What’s interesting is that this increased curiosity and engagement comes at a time when young voters are not necessarily enthusiastic about either major-party candidate. Democrats have an advantage in that 66 percent of college students stated that they intend to vote for Democratic nominee Joe Biden, while 20 percent intend to support Republican President Donald Trump.

But Biden is not universally appreciated by those in Gen Z. The survey reveals that only 7 percent of college students have a “very favorable” view of Biden and another 42 percent have a somewhat favorable view, making for a collective 49 percent favorability rating. In contrast, 29 percent of those in college have a somewhat unfavorable rating of Biden, and another 22 percent have a very unfavorable rating. These students wanted someone else to become the Democratic presidential nominee, but they still intend to vote for Biden this year.

As for President Trump, his approval ratings are abysmal among Gen Z voters, indicating that his brand of partisanship does not have a strong future with a new generation of voters. Only 19 percent of respondents have a very or somewhat favorable view of Trump. His unfavorable rating is 83 percent, which is appreciably greater than his national unfavorable rating of 53 percent. But this is, again, not entirely monolithic. 

Views of the parties are also varied among young voters. The Republican party is not particularly liked, with just 26 percent of students having a favorable view of it. The Democratic Party, on the other hand, is viewed favorably by 51 percent, with 29 percent having a somewhat unfavorable, and 20 percent a very unfavorable view. Young voters really dislike Republicans compared to the Democrats, but there is a lot of room for others to capture their support, especially if candidates make new appeals to this rising generation. One way we can tell is to look at news consumption habits: Only 4 percent of college students use Fox News as their main source, and only 7 percent cite CNN or MSNBC. Students are not flocking to these fairly partisan news sources. Other data from the spring of 2020 shows that the Americans between 18-29 are regularly split and not-monolithic on issues of economic growth, immigration, hiring of workers, tax policy, and school choice—all areas where a reasonable GOP could appeal to younger voters.

Of course, polling in late summer is only a snapshot of a dynamic and unpredictable year. The nation still has 10 weeks until Election Day, with incredible global and political instability, and the world may look very different in just a few weeks. The stakes are the highest in generations this fall, and our nation’s youth know that the nation is not working at it should. Polling data gives strong indication that Gen Z voters are prepared to express their voices at the ballot box in unprecedented numbers.

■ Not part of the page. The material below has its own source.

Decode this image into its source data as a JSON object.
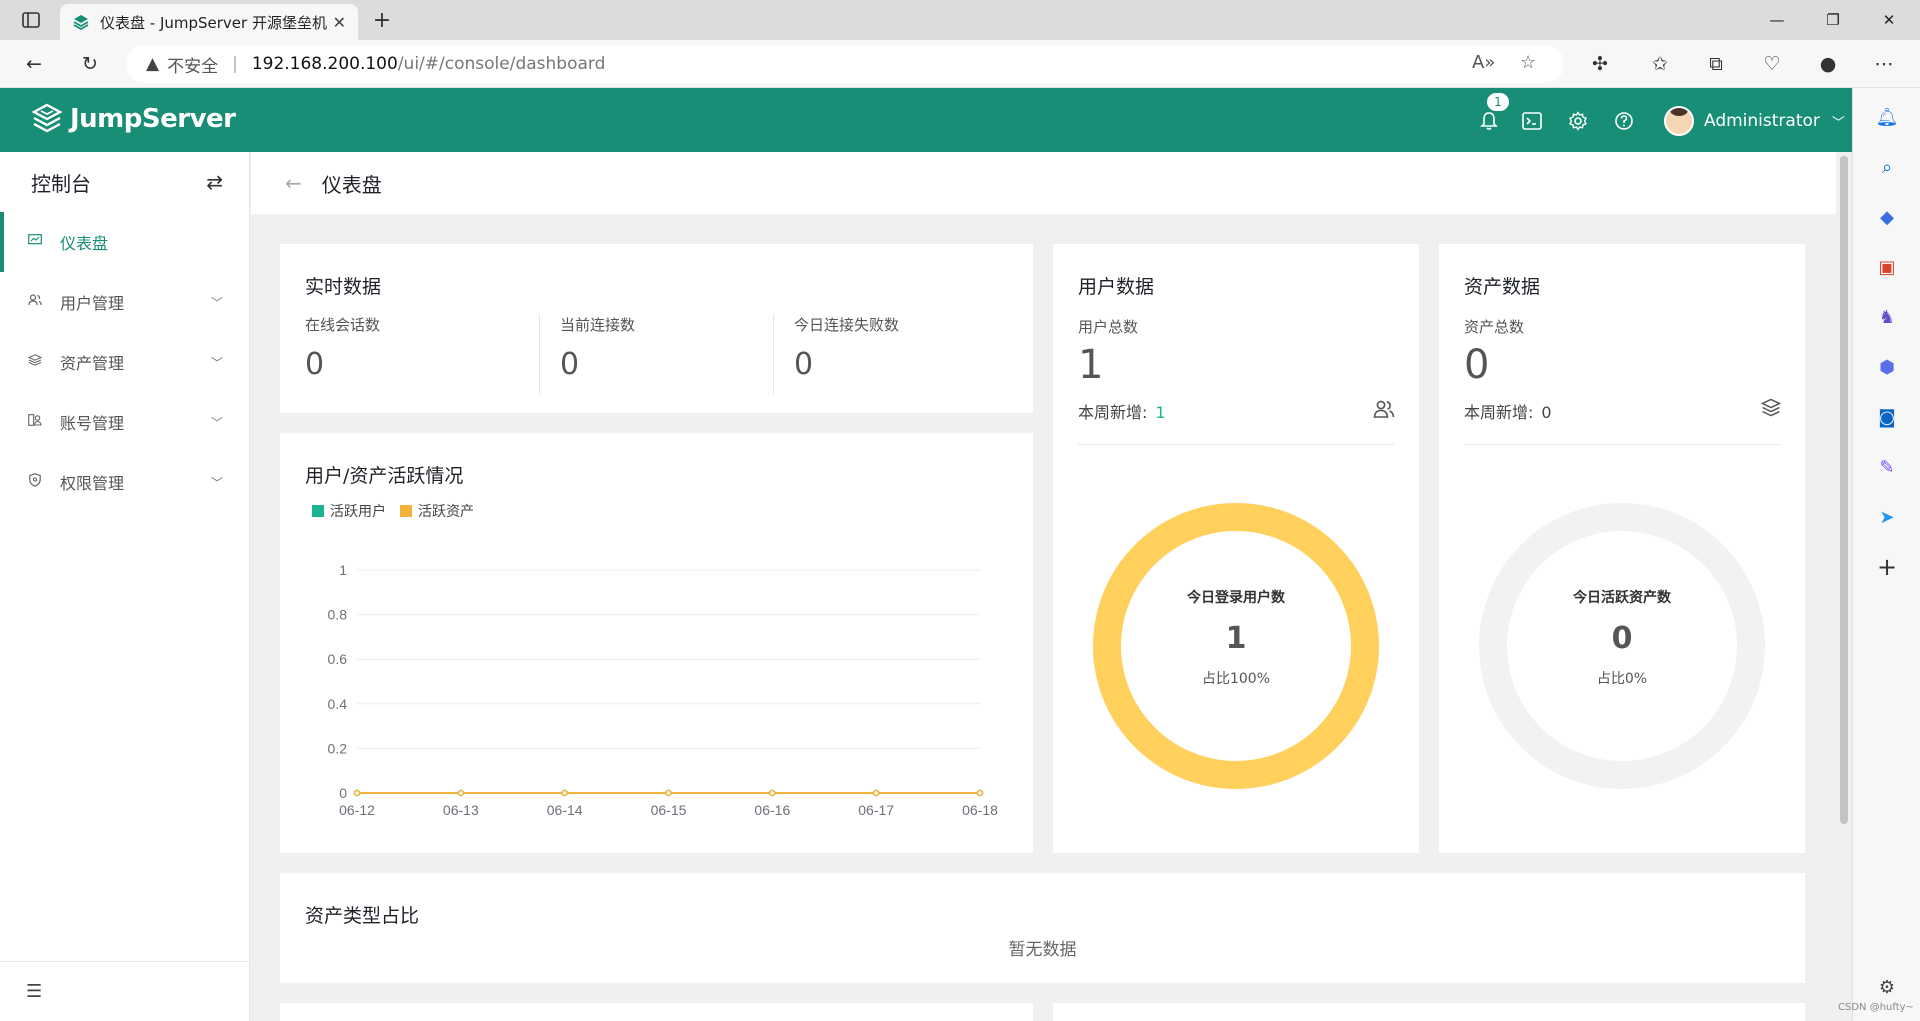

Young men and women will have more influence on electoral outcomes than we have seen in any recent period. That is good for democracy.

Photograph by Jeff Swensen/Getty Images.